Material provided:
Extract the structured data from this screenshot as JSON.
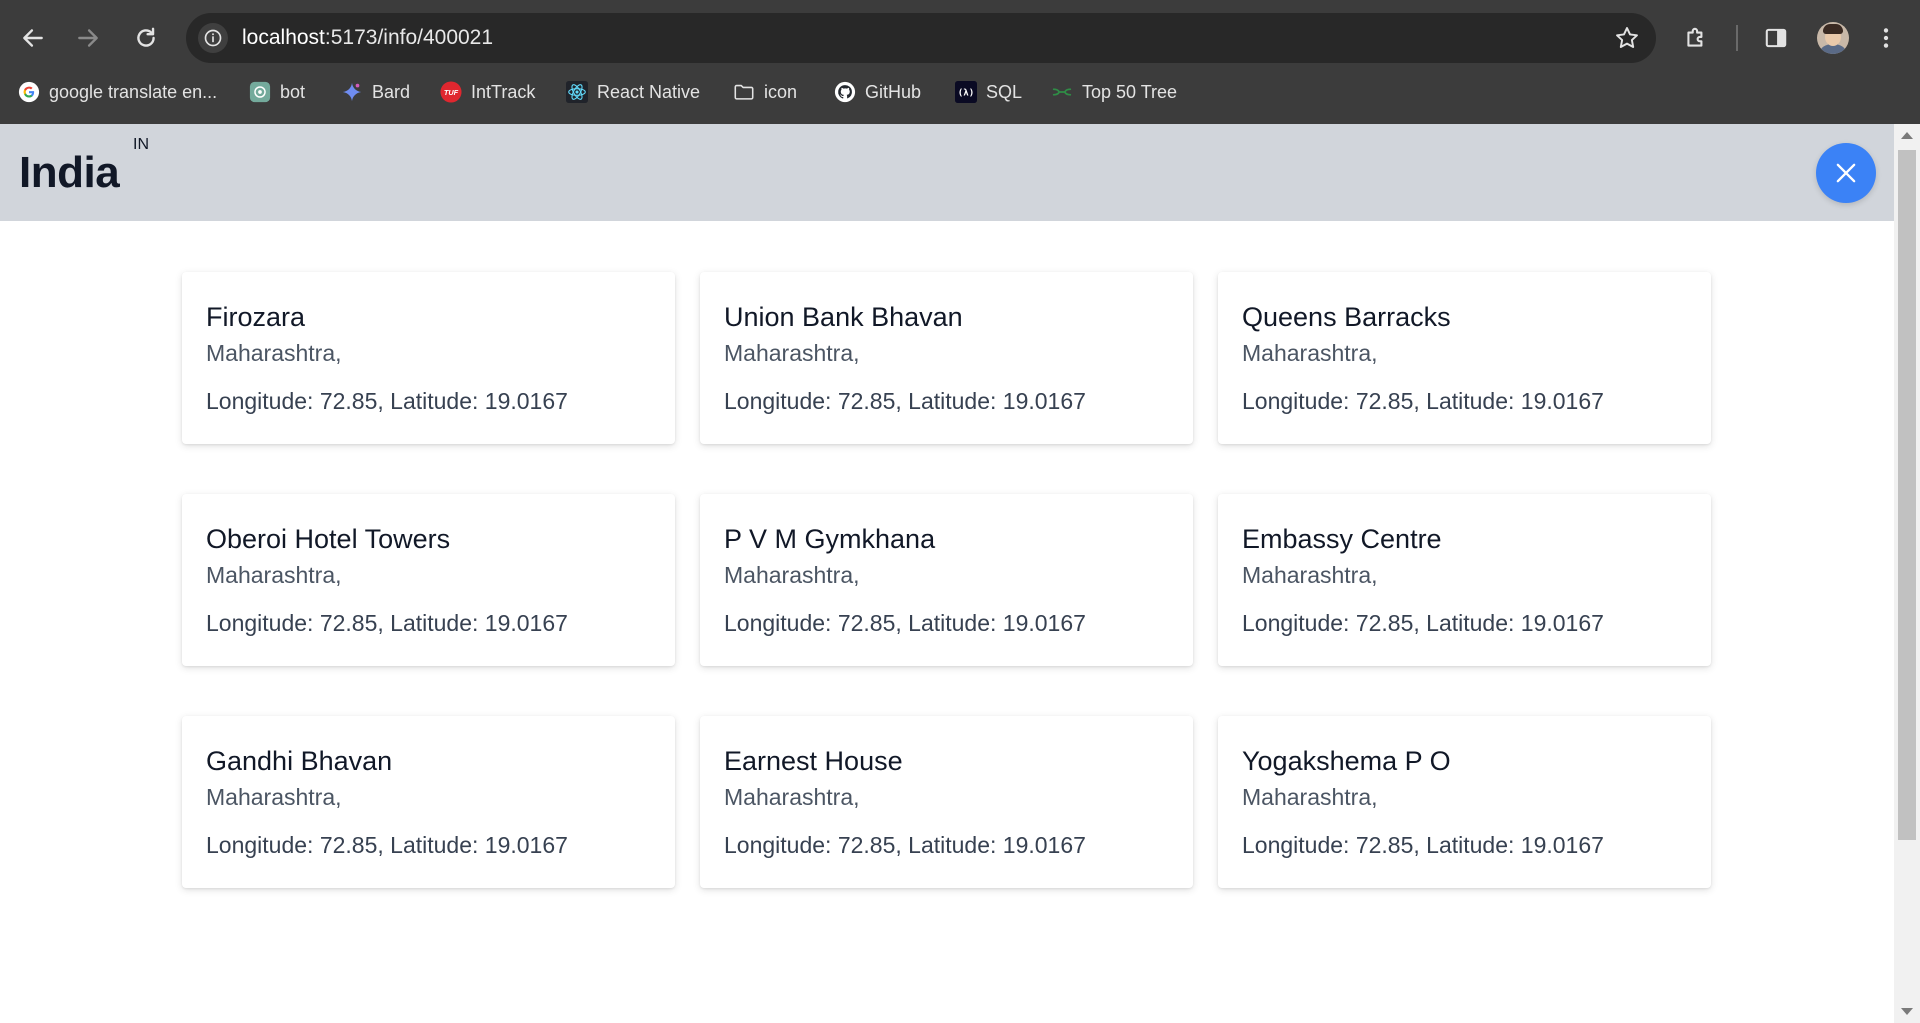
{
  "browser": {
    "url_host": "localhost",
    "url_path": ":5173/info/400021",
    "bookmarks": [
      {
        "label": "google translate en...",
        "icon": "google-icon"
      },
      {
        "label": "bot",
        "icon": "chatgpt-icon"
      },
      {
        "label": "Bard",
        "icon": "bard-sparkle-icon"
      },
      {
        "label": "IntTrack",
        "icon": "tuf-icon"
      },
      {
        "label": "React Native",
        "icon": "react-icon"
      },
      {
        "label": "icon",
        "icon": "folder-icon"
      },
      {
        "label": "GitHub",
        "icon": "github-icon"
      },
      {
        "label": "SQL",
        "icon": "sql-icon"
      },
      {
        "label": "Top 50 Tree",
        "icon": "tree-icon"
      }
    ]
  },
  "header": {
    "country": "India",
    "country_code": "IN",
    "accent_color": "#3b82f6"
  },
  "locations": [
    {
      "name": "Firozara",
      "state": "Maharashtra,",
      "coords": "Longitude: 72.85, Latitude: 19.0167"
    },
    {
      "name": "Union Bank Bhavan",
      "state": "Maharashtra,",
      "coords": "Longitude: 72.85, Latitude: 19.0167"
    },
    {
      "name": "Queens Barracks",
      "state": "Maharashtra,",
      "coords": "Longitude: 72.85, Latitude: 19.0167"
    },
    {
      "name": "Oberoi Hotel Towers",
      "state": "Maharashtra,",
      "coords": "Longitude: 72.85, Latitude: 19.0167"
    },
    {
      "name": "P V M Gymkhana",
      "state": "Maharashtra,",
      "coords": "Longitude: 72.85, Latitude: 19.0167"
    },
    {
      "name": "Embassy Centre",
      "state": "Maharashtra,",
      "coords": "Longitude: 72.85, Latitude: 19.0167"
    },
    {
      "name": "Gandhi Bhavan",
      "state": "Maharashtra,",
      "coords": "Longitude: 72.85, Latitude: 19.0167"
    },
    {
      "name": "Earnest House",
      "state": "Maharashtra,",
      "coords": "Longitude: 72.85, Latitude: 19.0167"
    },
    {
      "name": "Yogakshema P O",
      "state": "Maharashtra,",
      "coords": "Longitude: 72.85, Latitude: 19.0167"
    }
  ]
}
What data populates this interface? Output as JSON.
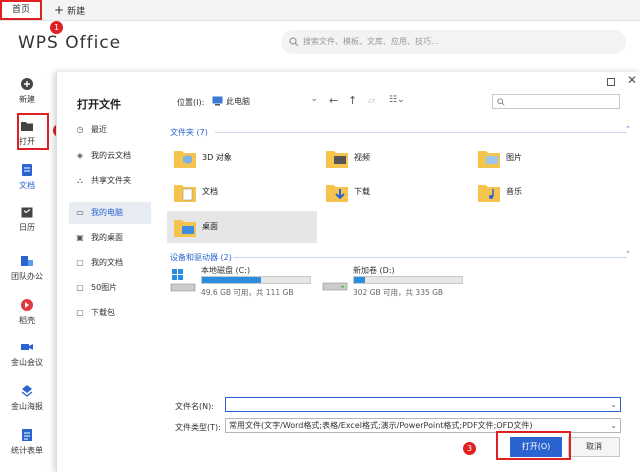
{
  "tabs": {
    "home": "首页",
    "new": "新建"
  },
  "logo": "WPS Office",
  "search_placeholder": "搜索文件、模板、文库、应用、技巧...",
  "sidebar": [
    {
      "label": "新建",
      "icon": "plus-circle-icon"
    },
    {
      "label": "打开",
      "icon": "folder-icon"
    },
    {
      "label": "文档",
      "icon": "document-icon"
    },
    {
      "label": "日历",
      "icon": "calendar-icon"
    },
    {
      "label": "团队办公",
      "icon": "team-icon"
    },
    {
      "label": "稻壳",
      "icon": "docer-icon"
    },
    {
      "label": "金山会议",
      "icon": "meeting-icon"
    },
    {
      "label": "金山海报",
      "icon": "poster-icon"
    },
    {
      "label": "统计表单",
      "icon": "form-icon"
    }
  ],
  "badges": [
    "1",
    "2",
    "3"
  ],
  "dialog": {
    "title": "打开文件",
    "location_label": "位置(I):",
    "location_value": "此电脑",
    "nav": [
      {
        "label": "最近",
        "icon": "clock-icon"
      },
      {
        "label": "我的云文档",
        "icon": "cloud-icon"
      },
      {
        "label": "共享文件夹",
        "icon": "share-icon"
      },
      {
        "label": "我的电脑",
        "icon": "computer-icon"
      },
      {
        "label": "我的桌面",
        "icon": "desktop-icon"
      },
      {
        "label": "我的文档",
        "icon": "documents-icon"
      },
      {
        "label": "50图片",
        "icon": "picture-icon"
      },
      {
        "label": "下载包",
        "icon": "download-icon"
      }
    ],
    "folders_heading": "文件夹 (7)",
    "folders": [
      {
        "label": "3D 对象"
      },
      {
        "label": "视频"
      },
      {
        "label": "图片"
      },
      {
        "label": "文档"
      },
      {
        "label": "下载"
      },
      {
        "label": "音乐"
      },
      {
        "label": "桌面"
      }
    ],
    "drives_heading": "设备和驱动器 (2)",
    "drives": [
      {
        "label": "本地磁盘 (C:)",
        "info": "49.6 GB 可用，共 111 GB",
        "used_fraction": 0.55
      },
      {
        "label": "新加卷 (D:)",
        "info": "302 GB 可用，共 335 GB",
        "used_fraction": 0.1
      }
    ],
    "filename_label": "文件名(N):",
    "filename_value": "",
    "filetype_label": "文件类型(T):",
    "filetype_value": "常用文件(文字/Word格式;表格/Excel格式;演示/PowerPoint格式;PDF文件;OFD文件)",
    "open_button": "打开(O)",
    "cancel_button": "取消"
  },
  "colors": {
    "accent": "#2a64d0",
    "highlight": "#e02020",
    "folder": "#f4c44e"
  }
}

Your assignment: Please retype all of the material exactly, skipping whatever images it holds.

Task solution:
Extract the structured data from this screenshot as JSON.
{
  "browser": {
    "url_host": "localhost",
    "url_path": ":5173/info/400021",
    "bookmarks": [
      {
        "label": "google translate en...",
        "icon": "google-icon"
      },
      {
        "label": "bot",
        "icon": "chatgpt-icon"
      },
      {
        "label": "Bard",
        "icon": "bard-sparkle-icon"
      },
      {
        "label": "IntTrack",
        "icon": "tuf-icon"
      },
      {
        "label": "React Native",
        "icon": "react-icon"
      },
      {
        "label": "icon",
        "icon": "folder-icon"
      },
      {
        "label": "GitHub",
        "icon": "github-icon"
      },
      {
        "label": "SQL",
        "icon": "sql-icon"
      },
      {
        "label": "Top 50 Tree",
        "icon": "tree-icon"
      }
    ]
  },
  "header": {
    "country": "India",
    "country_code": "IN",
    "accent_color": "#3b82f6"
  },
  "locations": [
    {
      "name": "Firozara",
      "state": "Maharashtra,",
      "coords": "Longitude: 72.85, Latitude: 19.0167"
    },
    {
      "name": "Union Bank Bhavan",
      "state": "Maharashtra,",
      "coords": "Longitude: 72.85, Latitude: 19.0167"
    },
    {
      "name": "Queens Barracks",
      "state": "Maharashtra,",
      "coords": "Longitude: 72.85, Latitude: 19.0167"
    },
    {
      "name": "Oberoi Hotel Towers",
      "state": "Maharashtra,",
      "coords": "Longitude: 72.85, Latitude: 19.0167"
    },
    {
      "name": "P V M Gymkhana",
      "state": "Maharashtra,",
      "coords": "Longitude: 72.85, Latitude: 19.0167"
    },
    {
      "name": "Embassy Centre",
      "state": "Maharashtra,",
      "coords": "Longitude: 72.85, Latitude: 19.0167"
    },
    {
      "name": "Gandhi Bhavan",
      "state": "Maharashtra,",
      "coords": "Longitude: 72.85, Latitude: 19.0167"
    },
    {
      "name": "Earnest House",
      "state": "Maharashtra,",
      "coords": "Longitude: 72.85, Latitude: 19.0167"
    },
    {
      "name": "Yogakshema P O",
      "state": "Maharashtra,",
      "coords": "Longitude: 72.85, Latitude: 19.0167"
    }
  ]
}
What data populates this interface? Output as JSON.
{
  "tabs": {
    "home": "首页",
    "new": "新建"
  },
  "logo": "WPS Office",
  "search_placeholder": "搜索文件、模板、文库、应用、技巧...",
  "sidebar": [
    {
      "label": "新建",
      "icon": "plus-circle-icon"
    },
    {
      "label": "打开",
      "icon": "folder-icon"
    },
    {
      "label": "文档",
      "icon": "document-icon"
    },
    {
      "label": "日历",
      "icon": "calendar-icon"
    },
    {
      "label": "团队办公",
      "icon": "team-icon"
    },
    {
      "label": "稻壳",
      "icon": "docer-icon"
    },
    {
      "label": "金山会议",
      "icon": "meeting-icon"
    },
    {
      "label": "金山海报",
      "icon": "poster-icon"
    },
    {
      "label": "统计表单",
      "icon": "form-icon"
    }
  ],
  "badges": [
    "1",
    "2",
    "3"
  ],
  "dialog": {
    "title": "打开文件",
    "location_label": "位置(I):",
    "location_value": "此电脑",
    "nav": [
      {
        "label": "最近",
        "icon": "clock-icon"
      },
      {
        "label": "我的云文档",
        "icon": "cloud-icon"
      },
      {
        "label": "共享文件夹",
        "icon": "share-icon"
      },
      {
        "label": "我的电脑",
        "icon": "computer-icon"
      },
      {
        "label": "我的桌面",
        "icon": "desktop-icon"
      },
      {
        "label": "我的文档",
        "icon": "documents-icon"
      },
      {
        "label": "50图片",
        "icon": "picture-icon"
      },
      {
        "label": "下载包",
        "icon": "download-icon"
      }
    ],
    "folders_heading": "文件夹 (7)",
    "folders": [
      {
        "label": "3D 对象"
      },
      {
        "label": "视频"
      },
      {
        "label": "图片"
      },
      {
        "label": "文档"
      },
      {
        "label": "下载"
      },
      {
        "label": "音乐"
      },
      {
        "label": "桌面"
      }
    ],
    "drives_heading": "设备和驱动器 (2)",
    "drives": [
      {
        "label": "本地磁盘 (C:)",
        "info": "49.6 GB 可用，共 111 GB",
        "used_fraction": 0.55
      },
      {
        "label": "新加卷 (D:)",
        "info": "302 GB 可用，共 335 GB",
        "used_fraction": 0.1
      }
    ],
    "filename_label": "文件名(N):",
    "filename_value": "",
    "filetype_label": "文件类型(T):",
    "filetype_value": "常用文件(文字/Word格式;表格/Excel格式;演示/PowerPoint格式;PDF文件;OFD文件)",
    "open_button": "打开(O)",
    "cancel_button": "取消"
  },
  "colors": {
    "accent": "#2a64d0",
    "highlight": "#e02020",
    "folder": "#f4c44e"
  }
}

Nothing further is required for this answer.